- [Required action]: Your job is to copy every record exactly.

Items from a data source
------------------------------------------------------------
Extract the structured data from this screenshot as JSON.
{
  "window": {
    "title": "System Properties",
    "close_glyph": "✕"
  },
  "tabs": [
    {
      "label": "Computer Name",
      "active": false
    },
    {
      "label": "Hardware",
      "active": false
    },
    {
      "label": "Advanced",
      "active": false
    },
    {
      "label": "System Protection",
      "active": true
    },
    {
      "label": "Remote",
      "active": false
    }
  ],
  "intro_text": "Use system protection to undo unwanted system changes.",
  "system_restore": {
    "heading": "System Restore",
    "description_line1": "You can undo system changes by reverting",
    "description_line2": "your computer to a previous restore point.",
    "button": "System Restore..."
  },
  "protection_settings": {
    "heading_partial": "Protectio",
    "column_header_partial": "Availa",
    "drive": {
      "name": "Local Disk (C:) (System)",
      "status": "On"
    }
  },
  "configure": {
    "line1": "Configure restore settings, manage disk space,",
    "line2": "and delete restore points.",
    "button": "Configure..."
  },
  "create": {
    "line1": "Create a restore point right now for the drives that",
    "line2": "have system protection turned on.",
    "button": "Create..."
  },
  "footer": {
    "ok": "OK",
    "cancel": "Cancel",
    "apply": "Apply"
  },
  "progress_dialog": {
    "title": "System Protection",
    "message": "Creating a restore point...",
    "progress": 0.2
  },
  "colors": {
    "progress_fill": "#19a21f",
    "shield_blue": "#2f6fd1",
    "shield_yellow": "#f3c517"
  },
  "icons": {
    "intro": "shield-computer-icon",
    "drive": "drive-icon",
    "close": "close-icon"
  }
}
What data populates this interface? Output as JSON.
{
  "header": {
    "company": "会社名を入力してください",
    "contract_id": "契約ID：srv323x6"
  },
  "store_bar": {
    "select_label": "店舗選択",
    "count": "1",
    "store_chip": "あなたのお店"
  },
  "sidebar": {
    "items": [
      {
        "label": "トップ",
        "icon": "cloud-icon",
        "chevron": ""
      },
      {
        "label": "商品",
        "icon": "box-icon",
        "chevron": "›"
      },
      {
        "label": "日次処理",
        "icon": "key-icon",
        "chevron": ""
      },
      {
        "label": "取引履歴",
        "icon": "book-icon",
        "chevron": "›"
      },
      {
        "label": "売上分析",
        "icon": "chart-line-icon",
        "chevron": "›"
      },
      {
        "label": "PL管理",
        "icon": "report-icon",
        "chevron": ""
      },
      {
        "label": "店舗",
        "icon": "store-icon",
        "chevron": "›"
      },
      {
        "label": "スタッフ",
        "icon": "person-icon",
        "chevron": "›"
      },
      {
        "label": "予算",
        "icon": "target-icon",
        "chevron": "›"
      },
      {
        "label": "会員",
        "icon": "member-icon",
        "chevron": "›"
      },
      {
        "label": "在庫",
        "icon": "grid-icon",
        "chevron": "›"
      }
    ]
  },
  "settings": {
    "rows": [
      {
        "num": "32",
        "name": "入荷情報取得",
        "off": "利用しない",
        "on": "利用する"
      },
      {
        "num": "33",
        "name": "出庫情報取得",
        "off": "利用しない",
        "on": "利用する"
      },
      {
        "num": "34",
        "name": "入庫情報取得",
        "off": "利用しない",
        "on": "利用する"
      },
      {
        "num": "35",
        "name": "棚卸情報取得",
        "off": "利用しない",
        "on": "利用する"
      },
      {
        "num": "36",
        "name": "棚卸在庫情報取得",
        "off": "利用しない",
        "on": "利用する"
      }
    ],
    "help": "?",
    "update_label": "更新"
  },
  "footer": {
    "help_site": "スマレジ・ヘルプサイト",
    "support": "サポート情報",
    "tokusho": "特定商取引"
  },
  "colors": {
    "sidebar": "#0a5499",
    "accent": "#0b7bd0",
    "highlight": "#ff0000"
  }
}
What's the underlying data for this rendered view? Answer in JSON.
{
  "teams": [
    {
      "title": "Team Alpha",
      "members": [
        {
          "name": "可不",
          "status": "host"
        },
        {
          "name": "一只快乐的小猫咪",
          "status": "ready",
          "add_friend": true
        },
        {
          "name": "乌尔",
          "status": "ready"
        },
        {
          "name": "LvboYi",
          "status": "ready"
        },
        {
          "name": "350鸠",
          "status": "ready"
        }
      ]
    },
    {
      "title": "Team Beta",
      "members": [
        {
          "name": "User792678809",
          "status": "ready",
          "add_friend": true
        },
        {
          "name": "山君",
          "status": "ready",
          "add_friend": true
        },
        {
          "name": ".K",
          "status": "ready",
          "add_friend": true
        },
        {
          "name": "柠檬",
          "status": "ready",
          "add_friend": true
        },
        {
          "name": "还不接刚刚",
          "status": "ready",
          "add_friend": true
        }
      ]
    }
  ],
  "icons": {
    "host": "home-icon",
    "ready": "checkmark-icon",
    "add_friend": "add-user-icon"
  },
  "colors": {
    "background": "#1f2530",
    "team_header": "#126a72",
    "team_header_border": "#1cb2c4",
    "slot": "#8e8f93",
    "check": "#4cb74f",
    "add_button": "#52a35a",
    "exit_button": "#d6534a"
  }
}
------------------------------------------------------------
- [Exercise answer]:
Extract the structured data from this screenshot as JSON.
{
  "window": {
    "title": "System Properties",
    "close_glyph": "✕"
  },
  "tabs": [
    {
      "label": "Computer Name",
      "active": false
    },
    {
      "label": "Hardware",
      "active": false
    },
    {
      "label": "Advanced",
      "active": false
    },
    {
      "label": "System Protection",
      "active": true
    },
    {
      "label": "Remote",
      "active": false
    }
  ],
  "intro_text": "Use system protection to undo unwanted system changes.",
  "system_restore": {
    "heading": "System Restore",
    "description_line1": "You can undo system changes by reverting",
    "description_line2": "your computer to a previous restore point.",
    "button": "System Restore..."
  },
  "protection_settings": {
    "heading_partial": "Protectio",
    "column_header_partial": "Availa",
    "drive": {
      "name": "Local Disk (C:) (System)",
      "status": "On"
    }
  },
  "configure": {
    "line1": "Configure restore settings, manage disk space,",
    "line2": "and delete restore points.",
    "button": "Configure..."
  },
  "create": {
    "line1": "Create a restore point right now for the drives that",
    "line2": "have system protection turned on.",
    "button": "Create..."
  },
  "footer": {
    "ok": "OK",
    "cancel": "Cancel",
    "apply": "Apply"
  },
  "progress_dialog": {
    "title": "System Protection",
    "message": "Creating a restore point...",
    "progress": 0.2
  },
  "colors": {
    "progress_fill": "#19a21f",
    "shield_blue": "#2f6fd1",
    "shield_yellow": "#f3c517"
  },
  "icons": {
    "intro": "shield-computer-icon",
    "drive": "drive-icon",
    "close": "close-icon"
  }
}
What data populates this interface? Output as JSON.
{
  "header": {
    "company": "会社名を入力してください",
    "contract_id": "契約ID：srv323x6"
  },
  "store_bar": {
    "select_label": "店舗選択",
    "count": "1",
    "store_chip": "あなたのお店"
  },
  "sidebar": {
    "items": [
      {
        "label": "トップ",
        "icon": "cloud-icon",
        "chevron": ""
      },
      {
        "label": "商品",
        "icon": "box-icon",
        "chevron": "›"
      },
      {
        "label": "日次処理",
        "icon": "key-icon",
        "chevron": ""
      },
      {
        "label": "取引履歴",
        "icon": "book-icon",
        "chevron": "›"
      },
      {
        "label": "売上分析",
        "icon": "chart-line-icon",
        "chevron": "›"
      },
      {
        "label": "PL管理",
        "icon": "report-icon",
        "chevron": ""
      },
      {
        "label": "店舗",
        "icon": "store-icon",
        "chevron": "›"
      },
      {
        "label": "スタッフ",
        "icon": "person-icon",
        "chevron": "›"
      },
      {
        "label": "予算",
        "icon": "target-icon",
        "chevron": "›"
      },
      {
        "label": "会員",
        "icon": "member-icon",
        "chevron": "›"
      },
      {
        "label": "在庫",
        "icon": "grid-icon",
        "chevron": "›"
      }
    ]
  },
  "settings": {
    "rows": [
      {
        "num": "32",
        "name": "入荷情報取得",
        "off": "利用しない",
        "on": "利用する"
      },
      {
        "num": "33",
        "name": "出庫情報取得",
        "off": "利用しない",
        "on": "利用する"
      },
      {
        "num": "34",
        "name": "入庫情報取得",
        "off": "利用しない",
        "on": "利用する"
      },
      {
        "num": "35",
        "name": "棚卸情報取得",
        "off": "利用しない",
        "on": "利用する"
      },
      {
        "num": "36",
        "name": "棚卸在庫情報取得",
        "off": "利用しない",
        "on": "利用する"
      }
    ],
    "help": "?",
    "update_label": "更新"
  },
  "footer": {
    "help_site": "スマレジ・ヘルプサイト",
    "support": "サポート情報",
    "tokusho": "特定商取引"
  },
  "colors": {
    "sidebar": "#0a5499",
    "accent": "#0b7bd0",
    "highlight": "#ff0000"
  }
}
What's the underlying data for this rendered view? Answer in JSON.
{
  "teams": [
    {
      "title": "Team Alpha",
      "members": [
        {
          "name": "可不",
          "status": "host"
        },
        {
          "name": "一只快乐的小猫咪",
          "status": "ready",
          "add_friend": true
        },
        {
          "name": "乌尔",
          "status": "ready"
        },
        {
          "name": "LvboYi",
          "status": "ready"
        },
        {
          "name": "350鸠",
          "status": "ready"
        }
      ]
    },
    {
      "title": "Team Beta",
      "members": [
        {
          "name": "User792678809",
          "status": "ready",
          "add_friend": true
        },
        {
          "name": "山君",
          "status": "ready",
          "add_friend": true
        },
        {
          "name": ".K",
          "status": "ready",
          "add_friend": true
        },
        {
          "name": "柠檬",
          "status": "ready",
          "add_friend": true
        },
        {
          "name": "还不接刚刚",
          "status": "ready",
          "add_friend": true
        }
      ]
    }
  ],
  "icons": {
    "host": "home-icon",
    "ready": "checkmark-icon",
    "add_friend": "add-user-icon"
  },
  "colors": {
    "background": "#1f2530",
    "team_header": "#126a72",
    "team_header_border": "#1cb2c4",
    "slot": "#8e8f93",
    "check": "#4cb74f",
    "add_button": "#52a35a",
    "exit_button": "#d6534a"
  }
}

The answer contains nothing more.